It looks like the United States isn’t the only country dealing with an uptick in discovered cases of female genital mutilation – the U.K. has it’s own ongoing FGM worries to grapple with.
Data published Tuesday by the National Health Service reveals that between January and March alone, another 1,236 cases of female genital mutilation were discovered in the U.K.
According to the NHS, physicians reported more than 2,000 cases between January and March in which they learned a female patient had previously undergone FGM, or was being treated for complications associated with the procedure. The data doesn't specify whether the girls were mutilated in the U.K. or elsewhere, nor does it break down the nationality of each victim.
The Nottingham Post reported Tuesday that 20 of these new cases were discovered in Nottingham, adding that the vast majority of the victims had been mutilated at a very young age. Ten of the women said they had been cut before their first birthday, while another five were victimized between the ages of one and four.
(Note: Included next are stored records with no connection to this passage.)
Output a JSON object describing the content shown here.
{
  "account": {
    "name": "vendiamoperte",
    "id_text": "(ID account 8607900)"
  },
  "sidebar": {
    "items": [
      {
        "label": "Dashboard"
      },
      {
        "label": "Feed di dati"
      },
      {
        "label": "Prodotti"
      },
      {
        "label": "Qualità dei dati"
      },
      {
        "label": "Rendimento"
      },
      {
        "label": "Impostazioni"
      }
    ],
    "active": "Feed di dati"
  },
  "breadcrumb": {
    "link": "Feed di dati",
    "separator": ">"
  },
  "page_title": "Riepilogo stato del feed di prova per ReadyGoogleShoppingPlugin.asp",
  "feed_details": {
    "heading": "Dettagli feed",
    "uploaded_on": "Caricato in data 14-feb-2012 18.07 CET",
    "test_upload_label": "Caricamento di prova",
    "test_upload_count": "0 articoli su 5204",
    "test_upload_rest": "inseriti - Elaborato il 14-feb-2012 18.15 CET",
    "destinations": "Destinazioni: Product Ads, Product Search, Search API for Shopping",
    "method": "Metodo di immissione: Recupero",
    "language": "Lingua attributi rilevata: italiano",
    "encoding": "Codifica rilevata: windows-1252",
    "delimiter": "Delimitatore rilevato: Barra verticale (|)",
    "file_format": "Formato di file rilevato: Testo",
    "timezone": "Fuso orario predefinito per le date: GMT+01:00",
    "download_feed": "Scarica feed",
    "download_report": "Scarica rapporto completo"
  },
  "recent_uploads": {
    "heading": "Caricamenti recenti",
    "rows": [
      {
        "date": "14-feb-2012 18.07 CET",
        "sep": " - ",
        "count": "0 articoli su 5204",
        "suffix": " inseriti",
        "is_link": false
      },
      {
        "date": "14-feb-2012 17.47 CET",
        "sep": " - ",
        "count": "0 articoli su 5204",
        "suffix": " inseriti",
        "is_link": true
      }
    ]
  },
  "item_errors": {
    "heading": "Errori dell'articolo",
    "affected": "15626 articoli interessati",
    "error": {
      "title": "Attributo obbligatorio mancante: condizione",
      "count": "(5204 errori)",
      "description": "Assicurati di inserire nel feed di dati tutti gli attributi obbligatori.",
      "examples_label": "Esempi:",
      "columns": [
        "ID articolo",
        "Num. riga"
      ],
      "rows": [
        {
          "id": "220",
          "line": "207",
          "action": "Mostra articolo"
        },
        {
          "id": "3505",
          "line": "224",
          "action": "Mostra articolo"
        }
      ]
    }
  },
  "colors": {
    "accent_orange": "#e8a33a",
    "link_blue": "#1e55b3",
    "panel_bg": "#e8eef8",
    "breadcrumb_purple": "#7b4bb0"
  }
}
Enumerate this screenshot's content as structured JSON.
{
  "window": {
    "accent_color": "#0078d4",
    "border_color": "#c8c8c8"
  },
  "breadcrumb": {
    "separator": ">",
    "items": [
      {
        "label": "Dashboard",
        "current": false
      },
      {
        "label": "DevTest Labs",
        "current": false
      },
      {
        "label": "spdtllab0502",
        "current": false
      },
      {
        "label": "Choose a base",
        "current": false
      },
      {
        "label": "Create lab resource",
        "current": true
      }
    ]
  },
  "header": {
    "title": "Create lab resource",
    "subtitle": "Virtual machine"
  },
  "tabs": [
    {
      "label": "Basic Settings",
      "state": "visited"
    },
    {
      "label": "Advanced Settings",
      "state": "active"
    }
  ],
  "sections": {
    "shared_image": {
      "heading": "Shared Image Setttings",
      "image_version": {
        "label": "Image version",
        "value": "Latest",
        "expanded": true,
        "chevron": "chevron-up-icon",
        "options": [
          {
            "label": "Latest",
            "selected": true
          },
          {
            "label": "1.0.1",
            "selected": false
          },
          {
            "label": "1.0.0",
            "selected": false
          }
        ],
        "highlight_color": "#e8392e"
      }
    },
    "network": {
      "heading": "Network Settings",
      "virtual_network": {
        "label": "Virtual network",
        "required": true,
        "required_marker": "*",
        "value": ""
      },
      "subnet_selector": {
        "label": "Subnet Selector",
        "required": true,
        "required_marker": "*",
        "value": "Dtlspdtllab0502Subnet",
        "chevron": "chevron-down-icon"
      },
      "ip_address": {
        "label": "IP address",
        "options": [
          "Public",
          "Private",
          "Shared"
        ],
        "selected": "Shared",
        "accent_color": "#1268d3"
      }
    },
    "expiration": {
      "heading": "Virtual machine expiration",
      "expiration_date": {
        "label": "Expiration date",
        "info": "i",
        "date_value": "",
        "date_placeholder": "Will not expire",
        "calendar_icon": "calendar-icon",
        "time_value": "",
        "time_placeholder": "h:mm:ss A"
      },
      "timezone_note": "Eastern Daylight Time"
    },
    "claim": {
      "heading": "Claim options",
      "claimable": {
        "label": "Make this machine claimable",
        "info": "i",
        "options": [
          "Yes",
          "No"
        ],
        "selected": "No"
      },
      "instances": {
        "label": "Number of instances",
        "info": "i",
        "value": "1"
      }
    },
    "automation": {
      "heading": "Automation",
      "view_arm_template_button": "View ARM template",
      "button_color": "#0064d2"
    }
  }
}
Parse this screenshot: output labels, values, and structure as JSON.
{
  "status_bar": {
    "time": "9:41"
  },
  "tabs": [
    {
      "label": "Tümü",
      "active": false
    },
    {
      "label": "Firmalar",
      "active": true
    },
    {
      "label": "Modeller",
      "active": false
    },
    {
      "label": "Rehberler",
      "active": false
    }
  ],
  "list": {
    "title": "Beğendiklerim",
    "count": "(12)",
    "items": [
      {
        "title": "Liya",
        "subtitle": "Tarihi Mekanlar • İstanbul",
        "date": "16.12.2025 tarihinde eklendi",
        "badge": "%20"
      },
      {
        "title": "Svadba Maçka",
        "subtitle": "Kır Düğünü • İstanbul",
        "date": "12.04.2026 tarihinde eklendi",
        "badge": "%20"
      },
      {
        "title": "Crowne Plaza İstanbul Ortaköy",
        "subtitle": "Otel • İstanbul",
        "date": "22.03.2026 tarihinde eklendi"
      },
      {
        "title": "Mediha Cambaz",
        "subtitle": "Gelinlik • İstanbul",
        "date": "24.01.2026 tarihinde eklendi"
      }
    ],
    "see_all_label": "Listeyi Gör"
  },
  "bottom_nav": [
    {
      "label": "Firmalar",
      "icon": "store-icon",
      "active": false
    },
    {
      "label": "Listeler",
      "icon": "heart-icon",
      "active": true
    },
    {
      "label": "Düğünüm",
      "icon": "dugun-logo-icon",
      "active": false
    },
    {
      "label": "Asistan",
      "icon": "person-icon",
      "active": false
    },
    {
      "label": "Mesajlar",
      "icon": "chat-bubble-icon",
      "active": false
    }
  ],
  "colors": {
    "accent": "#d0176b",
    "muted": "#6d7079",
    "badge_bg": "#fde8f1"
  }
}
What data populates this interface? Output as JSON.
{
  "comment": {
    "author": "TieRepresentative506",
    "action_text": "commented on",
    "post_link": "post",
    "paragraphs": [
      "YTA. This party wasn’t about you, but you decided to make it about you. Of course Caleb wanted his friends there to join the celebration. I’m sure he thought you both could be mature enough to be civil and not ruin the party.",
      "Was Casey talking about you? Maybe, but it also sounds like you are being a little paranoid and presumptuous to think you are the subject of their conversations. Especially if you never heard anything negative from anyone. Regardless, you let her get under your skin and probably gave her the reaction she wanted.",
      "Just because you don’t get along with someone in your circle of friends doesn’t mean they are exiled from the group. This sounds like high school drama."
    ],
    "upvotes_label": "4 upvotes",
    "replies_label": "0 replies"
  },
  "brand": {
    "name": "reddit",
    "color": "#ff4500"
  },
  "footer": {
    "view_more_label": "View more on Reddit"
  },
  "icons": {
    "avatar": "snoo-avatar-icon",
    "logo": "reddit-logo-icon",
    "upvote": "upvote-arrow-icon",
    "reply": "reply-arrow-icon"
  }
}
While clearly a tragic and growing problem, FGM is clearly nothing new – all 20 of these women were pregnant when it was discovered that they had undergone the barbaric procedure. The report noted 15 of the cases were identified by a physician during an exam.
The East Anglian Daily Times reported another 15 cases of FGM were discovered in Suffolk and Essex.
Female genital mutilation is illegal under U.K. law, and physicians are required to notify NHS whenever they discover that a woman has been the victim of FGM practices.
It’s been estimated that on average, one new FGM victim is discovered every minute in the U.K. Between April 2015 and March 16 alone, more than 8,600 women were assessed for FGM at U.K. clinics and hospitals, according to the government’s data.
Global health organizations estimate that roughly 200,000 million women and girls around the world have been victims of FGM procedures.